§ **Exercise objective**: All records are to be printed again exactly as they appear.

** Opening Source data block **

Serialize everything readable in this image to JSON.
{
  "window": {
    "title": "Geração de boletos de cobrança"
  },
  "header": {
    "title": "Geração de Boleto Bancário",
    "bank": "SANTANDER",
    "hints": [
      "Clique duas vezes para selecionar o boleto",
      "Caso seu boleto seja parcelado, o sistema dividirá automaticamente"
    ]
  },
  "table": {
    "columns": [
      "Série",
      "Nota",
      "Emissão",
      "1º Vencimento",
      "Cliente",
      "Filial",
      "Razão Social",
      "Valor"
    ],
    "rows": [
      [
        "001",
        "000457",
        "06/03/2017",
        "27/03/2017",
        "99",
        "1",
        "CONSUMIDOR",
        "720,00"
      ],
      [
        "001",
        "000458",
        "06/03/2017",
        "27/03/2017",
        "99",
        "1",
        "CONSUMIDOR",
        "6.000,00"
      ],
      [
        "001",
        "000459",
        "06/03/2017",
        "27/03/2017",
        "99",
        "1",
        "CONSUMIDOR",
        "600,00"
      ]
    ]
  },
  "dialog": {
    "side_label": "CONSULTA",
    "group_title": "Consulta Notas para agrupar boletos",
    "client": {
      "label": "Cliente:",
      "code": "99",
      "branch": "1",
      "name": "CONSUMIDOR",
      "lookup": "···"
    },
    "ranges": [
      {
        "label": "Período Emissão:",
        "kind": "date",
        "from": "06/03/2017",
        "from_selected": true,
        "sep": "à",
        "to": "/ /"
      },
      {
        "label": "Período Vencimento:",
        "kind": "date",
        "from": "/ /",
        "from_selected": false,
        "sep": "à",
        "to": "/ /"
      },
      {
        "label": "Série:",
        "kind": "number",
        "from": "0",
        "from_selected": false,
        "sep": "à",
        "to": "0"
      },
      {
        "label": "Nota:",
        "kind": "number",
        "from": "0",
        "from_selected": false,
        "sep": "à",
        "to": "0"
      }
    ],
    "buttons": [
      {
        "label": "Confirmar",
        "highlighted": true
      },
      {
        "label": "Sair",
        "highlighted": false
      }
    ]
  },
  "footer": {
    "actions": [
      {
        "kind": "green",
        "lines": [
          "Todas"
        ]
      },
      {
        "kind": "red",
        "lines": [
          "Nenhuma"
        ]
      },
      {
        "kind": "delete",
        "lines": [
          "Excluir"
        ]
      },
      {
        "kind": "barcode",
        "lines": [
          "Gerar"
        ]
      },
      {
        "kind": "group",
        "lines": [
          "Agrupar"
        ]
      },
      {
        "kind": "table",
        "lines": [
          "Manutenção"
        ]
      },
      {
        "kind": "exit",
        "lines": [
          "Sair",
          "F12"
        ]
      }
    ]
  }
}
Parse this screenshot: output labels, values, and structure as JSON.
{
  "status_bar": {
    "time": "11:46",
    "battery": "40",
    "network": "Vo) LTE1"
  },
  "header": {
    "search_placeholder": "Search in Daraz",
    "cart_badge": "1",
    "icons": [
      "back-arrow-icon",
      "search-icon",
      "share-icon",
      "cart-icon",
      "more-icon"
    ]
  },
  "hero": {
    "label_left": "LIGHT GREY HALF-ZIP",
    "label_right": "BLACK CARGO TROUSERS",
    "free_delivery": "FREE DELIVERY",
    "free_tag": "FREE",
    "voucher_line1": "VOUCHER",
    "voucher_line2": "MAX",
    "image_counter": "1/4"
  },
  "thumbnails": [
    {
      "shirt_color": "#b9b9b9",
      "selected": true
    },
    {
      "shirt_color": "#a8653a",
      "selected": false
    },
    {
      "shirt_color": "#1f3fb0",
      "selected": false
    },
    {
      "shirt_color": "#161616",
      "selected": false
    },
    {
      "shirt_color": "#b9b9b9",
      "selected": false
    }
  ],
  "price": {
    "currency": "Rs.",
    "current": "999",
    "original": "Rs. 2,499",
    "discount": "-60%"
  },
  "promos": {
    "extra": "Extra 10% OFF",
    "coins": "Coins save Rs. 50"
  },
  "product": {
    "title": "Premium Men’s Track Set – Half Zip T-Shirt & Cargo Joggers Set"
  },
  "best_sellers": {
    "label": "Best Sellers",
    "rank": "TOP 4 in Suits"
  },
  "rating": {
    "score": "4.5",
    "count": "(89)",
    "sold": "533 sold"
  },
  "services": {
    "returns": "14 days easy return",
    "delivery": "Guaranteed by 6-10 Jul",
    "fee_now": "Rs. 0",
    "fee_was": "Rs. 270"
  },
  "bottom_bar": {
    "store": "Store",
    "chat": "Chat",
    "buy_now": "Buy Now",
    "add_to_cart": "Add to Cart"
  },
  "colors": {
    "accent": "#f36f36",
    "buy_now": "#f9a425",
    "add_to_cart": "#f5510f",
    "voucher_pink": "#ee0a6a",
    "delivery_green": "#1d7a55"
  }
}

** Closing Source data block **

§ **Response area**:
Serialize everything readable in this image to JSON.
{
  "window": {
    "title": "Geração de boletos de cobrança"
  },
  "header": {
    "title": "Geração de Boleto Bancário",
    "bank": "SANTANDER",
    "hints": [
      "Clique duas vezes para selecionar o boleto",
      "Caso seu boleto seja parcelado, o sistema dividirá automaticamente"
    ]
  },
  "table": {
    "columns": [
      "Série",
      "Nota",
      "Emissão",
      "1º Vencimento",
      "Cliente",
      "Filial",
      "Razão Social",
      "Valor"
    ],
    "rows": [
      [
        "001",
        "000457",
        "06/03/2017",
        "27/03/2017",
        "99",
        "1",
        "CONSUMIDOR",
        "720,00"
      ],
      [
        "001",
        "000458",
        "06/03/2017",
        "27/03/2017",
        "99",
        "1",
        "CONSUMIDOR",
        "6.000,00"
      ],
      [
        "001",
        "000459",
        "06/03/2017",
        "27/03/2017",
        "99",
        "1",
        "CONSUMIDOR",
        "600,00"
      ]
    ]
  },
  "dialog": {
    "side_label": "CONSULTA",
    "group_title": "Consulta Notas para agrupar boletos",
    "client": {
      "label": "Cliente:",
      "code": "99",
      "branch": "1",
      "name": "CONSUMIDOR",
      "lookup": "···"
    },
    "ranges": [
      {
        "label": "Período Emissão:",
        "kind": "date",
        "from": "06/03/2017",
        "from_selected": true,
        "sep": "à",
        "to": "/ /"
      },
      {
        "label": "Período Vencimento:",
        "kind": "date",
        "from": "/ /",
        "from_selected": false,
        "sep": "à",
        "to": "/ /"
      },
      {
        "label": "Série:",
        "kind": "number",
        "from": "0",
        "from_selected": false,
        "sep": "à",
        "to": "0"
      },
      {
        "label": "Nota:",
        "kind": "number",
        "from": "0",
        "from_selected": false,
        "sep": "à",
        "to": "0"
      }
    ],
    "buttons": [
      {
        "label": "Confirmar",
        "highlighted": true
      },
      {
        "label": "Sair",
        "highlighted": false
      }
    ]
  },
  "footer": {
    "actions": [
      {
        "kind": "green",
        "lines": [
          "Todas"
        ]
      },
      {
        "kind": "red",
        "lines": [
          "Nenhuma"
        ]
      },
      {
        "kind": "delete",
        "lines": [
          "Excluir"
        ]
      },
      {
        "kind": "barcode",
        "lines": [
          "Gerar"
        ]
      },
      {
        "kind": "group",
        "lines": [
          "Agrupar"
        ]
      },
      {
        "kind": "table",
        "lines": [
          "Manutenção"
        ]
      },
      {
        "kind": "exit",
        "lines": [
          "Sair",
          "F12"
        ]
      }
    ]
  }
}
Parse this screenshot: output labels, values, and structure as JSON.
{
  "status_bar": {
    "time": "11:46",
    "battery": "40",
    "network": "Vo) LTE1"
  },
  "header": {
    "search_placeholder": "Search in Daraz",
    "cart_badge": "1",
    "icons": [
      "back-arrow-icon",
      "search-icon",
      "share-icon",
      "cart-icon",
      "more-icon"
    ]
  },
  "hero": {
    "label_left": "LIGHT GREY HALF-ZIP",
    "label_right": "BLACK CARGO TROUSERS",
    "free_delivery": "FREE DELIVERY",
    "free_tag": "FREE",
    "voucher_line1": "VOUCHER",
    "voucher_line2": "MAX",
    "image_counter": "1/4"
  },
  "thumbnails": [
    {
      "shirt_color": "#b9b9b9",
      "selected": true
    },
    {
      "shirt_color": "#a8653a",
      "selected": false
    },
    {
      "shirt_color": "#1f3fb0",
      "selected": false
    },
    {
      "shirt_color": "#161616",
      "selected": false
    },
    {
      "shirt_color": "#b9b9b9",
      "selected": false
    }
  ],
  "price": {
    "currency": "Rs.",
    "current": "999",
    "original": "Rs. 2,499",
    "discount": "-60%"
  },
  "promos": {
    "extra": "Extra 10% OFF",
    "coins": "Coins save Rs. 50"
  },
  "product": {
    "title": "Premium Men’s Track Set – Half Zip T-Shirt & Cargo Joggers Set"
  },
  "best_sellers": {
    "label": "Best Sellers",
    "rank": "TOP 4 in Suits"
  },
  "rating": {
    "score": "4.5",
    "count": "(89)",
    "sold": "533 sold"
  },
  "services": {
    "returns": "14 days easy return",
    "delivery": "Guaranteed by 6-10 Jul",
    "fee_now": "Rs. 0",
    "fee_was": "Rs. 270"
  },
  "bottom_bar": {
    "store": "Store",
    "chat": "Chat",
    "buy_now": "Buy Now",
    "add_to_cart": "Add to Cart"
  },
  "colors": {
    "accent": "#f36f36",
    "buy_now": "#f9a425",
    "add_to_cart": "#f5510f",
    "voucher_pink": "#ee0a6a",
    "delivery_green": "#1d7a55"
  }
}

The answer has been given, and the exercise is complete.